Obviously, there is no spiritual significance to this crazy holiday tradition — unless one values the teaching that God invented fun and delights in creativity — but, it certainly heightens my boys’ interest in reading stories about St. Patrick, both historical and fanciful.  Flame Over Tara has been read aloud several times in our home, coming to us as part of our history curriculum, but finding a home on our bookcase and in our year.  Author Madeleine Polland has masterfully woven two young fictional protagonists and their families into the context of the Roman Empire’s expansion across the Channel and Patrick’s arrival in Ireland in 432 A.D.  Macha, a young teen, but of marriageable age in that culture, and her eleven-year-old foster brother Benet meet Patrick on the day of his arrival and are drawn by his mystique, his talk of a foreign God, and their father’s revelation that Patrick’s arrival fulfills an ancient prophecy.

With all of Ireland’s spiritual life in the grip of the Druid priesthood, superstition and magic are all the Irish knew of spirituality.  Patrick’s arrival is met with distrust and outright hostility, especially among the Druidic advisors to King Leary.  Young Benet is swiftly chosen to apprentice under Patrick; therefore,  Macha is seized with restlessness and a desire to learn more about Patrick’s God.  An impetuous decision imperils her family, endangers Patrick,  and spreads political intrigue all the way to the royal palace.

Wise as a serpent, Patrick challenges the rituals of darkness during the Druid’s high holy day, trusting his God, his knowledge of nature, and the brain that God gave him.  Drawn into the crisis, Benet demonstrates faith in God and loyalty to his mentor under incredible pressure, and Macha matures into a deeper understanding of what it means to follow the true and living God.  Polland’s rich narrative provides the back story to many of the blarney tales behind the legend of St. Patrick, resulting in an account that is both historically enlightening and God-exalting.  Flame Over Tara is a great addition to a homeschool curriculum and a great family read-aloud for the month of March!

Names Matter

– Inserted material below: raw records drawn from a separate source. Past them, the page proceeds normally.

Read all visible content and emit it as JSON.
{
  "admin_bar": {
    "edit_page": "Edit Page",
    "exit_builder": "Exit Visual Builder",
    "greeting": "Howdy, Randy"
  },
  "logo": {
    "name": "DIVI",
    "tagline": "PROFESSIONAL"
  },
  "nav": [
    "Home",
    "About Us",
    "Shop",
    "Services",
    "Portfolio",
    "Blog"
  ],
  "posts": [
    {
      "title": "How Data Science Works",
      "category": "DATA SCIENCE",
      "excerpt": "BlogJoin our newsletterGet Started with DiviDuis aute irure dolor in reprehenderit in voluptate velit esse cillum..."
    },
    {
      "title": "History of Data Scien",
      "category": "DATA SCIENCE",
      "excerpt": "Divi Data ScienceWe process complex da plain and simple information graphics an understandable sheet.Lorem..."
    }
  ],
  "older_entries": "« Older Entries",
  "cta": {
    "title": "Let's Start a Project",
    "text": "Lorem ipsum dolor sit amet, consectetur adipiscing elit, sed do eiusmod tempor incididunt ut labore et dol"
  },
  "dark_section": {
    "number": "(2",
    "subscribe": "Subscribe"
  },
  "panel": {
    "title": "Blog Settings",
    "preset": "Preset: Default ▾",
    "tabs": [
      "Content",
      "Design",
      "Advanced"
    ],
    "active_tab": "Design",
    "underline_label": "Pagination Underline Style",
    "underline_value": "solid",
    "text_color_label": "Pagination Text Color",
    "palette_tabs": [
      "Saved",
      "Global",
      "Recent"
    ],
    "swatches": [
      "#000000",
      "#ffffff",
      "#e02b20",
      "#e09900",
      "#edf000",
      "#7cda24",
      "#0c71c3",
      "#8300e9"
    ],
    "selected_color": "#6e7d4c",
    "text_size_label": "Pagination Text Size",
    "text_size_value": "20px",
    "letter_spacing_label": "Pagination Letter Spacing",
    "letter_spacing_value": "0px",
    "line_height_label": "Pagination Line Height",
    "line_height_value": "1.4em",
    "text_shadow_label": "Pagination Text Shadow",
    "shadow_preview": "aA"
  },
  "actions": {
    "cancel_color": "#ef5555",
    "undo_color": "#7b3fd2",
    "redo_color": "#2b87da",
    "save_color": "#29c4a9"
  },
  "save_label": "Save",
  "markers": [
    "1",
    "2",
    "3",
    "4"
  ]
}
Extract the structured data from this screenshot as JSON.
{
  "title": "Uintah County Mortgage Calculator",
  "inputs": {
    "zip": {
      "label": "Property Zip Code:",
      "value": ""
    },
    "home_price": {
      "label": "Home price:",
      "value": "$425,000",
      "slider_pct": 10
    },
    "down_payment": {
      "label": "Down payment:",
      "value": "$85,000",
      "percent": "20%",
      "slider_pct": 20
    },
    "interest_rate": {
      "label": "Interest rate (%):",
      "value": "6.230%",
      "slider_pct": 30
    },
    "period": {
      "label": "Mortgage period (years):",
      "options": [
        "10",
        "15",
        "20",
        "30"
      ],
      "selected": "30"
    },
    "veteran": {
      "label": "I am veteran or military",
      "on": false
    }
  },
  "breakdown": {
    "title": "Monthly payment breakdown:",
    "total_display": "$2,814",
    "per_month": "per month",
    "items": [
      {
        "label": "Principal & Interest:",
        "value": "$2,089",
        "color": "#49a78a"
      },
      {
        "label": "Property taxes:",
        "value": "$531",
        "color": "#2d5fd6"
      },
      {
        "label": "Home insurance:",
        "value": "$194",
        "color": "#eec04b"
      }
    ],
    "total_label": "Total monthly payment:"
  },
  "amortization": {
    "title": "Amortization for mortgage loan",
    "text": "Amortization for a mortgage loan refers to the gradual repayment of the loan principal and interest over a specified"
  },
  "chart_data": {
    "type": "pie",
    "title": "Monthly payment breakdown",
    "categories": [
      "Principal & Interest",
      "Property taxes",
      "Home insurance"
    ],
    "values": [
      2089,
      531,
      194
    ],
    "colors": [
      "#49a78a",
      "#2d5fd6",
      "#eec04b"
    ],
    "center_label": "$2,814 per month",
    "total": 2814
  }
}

When we named our four boys, we were careful to discover and to ponder the meaning of the names we were considering before making a final choice.  Then, we looked at each newborn and asked ourselves if the name fit and if its meaning would be a blessing to him throughout his life.  Names matter.

In The Wonder of His Name, Nancy Leigh DeMoss has chosen thirty-two names from the list of over 350 names and titles that Scripture has related to Jesus Christ.  She has carefully explored their meaning, their scriptural and historical background, and, most importantly, their significance in revealing Jesus’ identity, his relationship to humanity, and his role in God’s redemptive plan.  Each devotional is accompanied by excerpts from hymns and inspirational quotations from a host of authors ranging from the church fathers through contemporary pastors and theologians.  Nancy Leigh completes each lesson with application questions to cement the biblical teaching.  For those interested in more in-depth study, each devotional has a corresponding message available online at http://www.ReviveOurHearts.com/wonder.

Content alone would place this thoroughly researched and skillfully written resource on my shelf as a helpful reference.  However, the calligraphy and sensitive water-color illustrations of Timothy Botts have elevated these thirty-two meditations to a place in the backpack with my Bible and study notes for times of thoughtful reflection.  The Wonder of His Name is a call to worship and a reminder that the only right response to the person and work of Jesus Christ is wonder.

This book was provided by Moody Publishers in exchange for my unbiased review.